* [Source data]

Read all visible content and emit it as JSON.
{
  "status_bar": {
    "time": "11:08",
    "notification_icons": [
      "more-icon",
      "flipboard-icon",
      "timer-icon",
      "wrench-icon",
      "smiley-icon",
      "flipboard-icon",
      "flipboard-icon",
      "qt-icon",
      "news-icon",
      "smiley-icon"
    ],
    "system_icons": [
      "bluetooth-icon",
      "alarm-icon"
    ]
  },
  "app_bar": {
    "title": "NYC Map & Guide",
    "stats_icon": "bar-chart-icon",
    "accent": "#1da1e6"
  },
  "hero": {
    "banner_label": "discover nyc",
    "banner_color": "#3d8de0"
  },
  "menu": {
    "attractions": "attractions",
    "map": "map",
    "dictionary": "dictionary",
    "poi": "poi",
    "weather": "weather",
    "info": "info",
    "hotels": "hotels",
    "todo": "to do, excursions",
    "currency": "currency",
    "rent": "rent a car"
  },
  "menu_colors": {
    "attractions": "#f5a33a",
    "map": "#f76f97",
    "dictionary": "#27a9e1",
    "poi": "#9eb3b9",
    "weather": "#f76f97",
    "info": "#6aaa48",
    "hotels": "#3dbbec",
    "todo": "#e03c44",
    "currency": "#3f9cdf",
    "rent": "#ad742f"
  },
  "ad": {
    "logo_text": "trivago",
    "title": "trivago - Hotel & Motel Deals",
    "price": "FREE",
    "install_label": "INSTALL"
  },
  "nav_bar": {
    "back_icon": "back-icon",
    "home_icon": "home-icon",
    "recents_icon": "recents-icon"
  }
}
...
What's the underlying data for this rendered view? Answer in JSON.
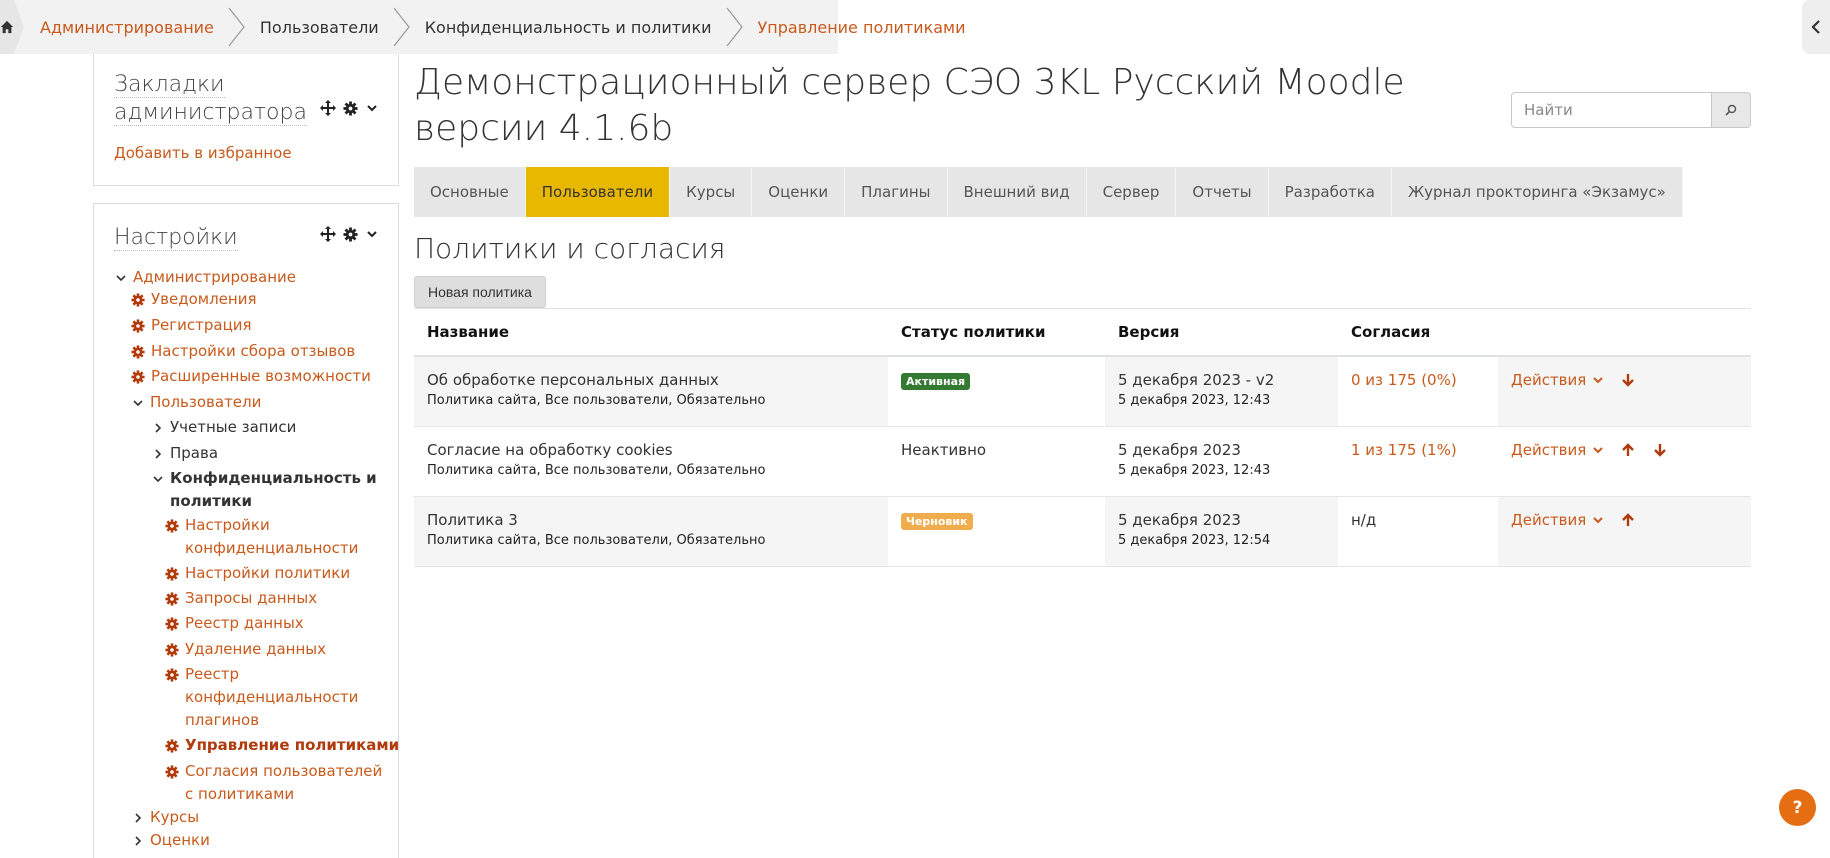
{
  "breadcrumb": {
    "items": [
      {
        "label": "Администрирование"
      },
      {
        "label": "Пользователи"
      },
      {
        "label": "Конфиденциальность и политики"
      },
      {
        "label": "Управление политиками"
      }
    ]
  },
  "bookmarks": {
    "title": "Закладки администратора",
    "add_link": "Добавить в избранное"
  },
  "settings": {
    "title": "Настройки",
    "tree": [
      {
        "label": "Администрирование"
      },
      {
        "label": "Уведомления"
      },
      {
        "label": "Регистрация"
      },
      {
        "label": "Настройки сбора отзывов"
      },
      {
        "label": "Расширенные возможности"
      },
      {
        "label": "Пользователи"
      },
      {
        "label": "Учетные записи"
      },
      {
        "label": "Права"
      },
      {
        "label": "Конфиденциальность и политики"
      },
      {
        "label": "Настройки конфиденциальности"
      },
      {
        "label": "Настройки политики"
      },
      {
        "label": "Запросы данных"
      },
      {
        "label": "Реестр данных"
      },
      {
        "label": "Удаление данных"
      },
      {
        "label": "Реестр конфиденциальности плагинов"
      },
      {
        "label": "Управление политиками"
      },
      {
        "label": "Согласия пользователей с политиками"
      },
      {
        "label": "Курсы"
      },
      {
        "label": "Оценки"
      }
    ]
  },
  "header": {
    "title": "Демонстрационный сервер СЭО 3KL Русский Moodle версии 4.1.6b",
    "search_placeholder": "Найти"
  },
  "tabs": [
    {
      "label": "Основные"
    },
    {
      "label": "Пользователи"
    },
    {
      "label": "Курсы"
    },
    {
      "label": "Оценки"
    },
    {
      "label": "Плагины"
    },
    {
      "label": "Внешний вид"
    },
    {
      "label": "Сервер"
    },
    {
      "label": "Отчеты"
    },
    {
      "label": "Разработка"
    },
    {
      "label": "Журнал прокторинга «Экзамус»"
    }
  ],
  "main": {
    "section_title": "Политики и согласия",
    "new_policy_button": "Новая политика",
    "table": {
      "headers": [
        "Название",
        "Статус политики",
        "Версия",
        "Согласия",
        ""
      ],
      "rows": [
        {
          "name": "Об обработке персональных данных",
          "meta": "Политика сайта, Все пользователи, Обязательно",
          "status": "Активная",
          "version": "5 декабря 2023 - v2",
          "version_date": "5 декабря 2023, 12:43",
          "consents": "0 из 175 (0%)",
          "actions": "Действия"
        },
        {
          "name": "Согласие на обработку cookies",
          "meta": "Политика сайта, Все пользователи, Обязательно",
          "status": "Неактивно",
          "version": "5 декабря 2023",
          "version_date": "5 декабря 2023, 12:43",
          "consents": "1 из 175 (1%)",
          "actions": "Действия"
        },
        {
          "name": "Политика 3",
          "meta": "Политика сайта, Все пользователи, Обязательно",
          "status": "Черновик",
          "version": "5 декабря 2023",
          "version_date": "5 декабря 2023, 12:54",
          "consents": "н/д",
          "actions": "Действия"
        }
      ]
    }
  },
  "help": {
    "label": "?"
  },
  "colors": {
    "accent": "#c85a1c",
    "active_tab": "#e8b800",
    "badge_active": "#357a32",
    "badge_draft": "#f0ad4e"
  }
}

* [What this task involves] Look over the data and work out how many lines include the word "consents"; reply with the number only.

* [Output of the exercise] 3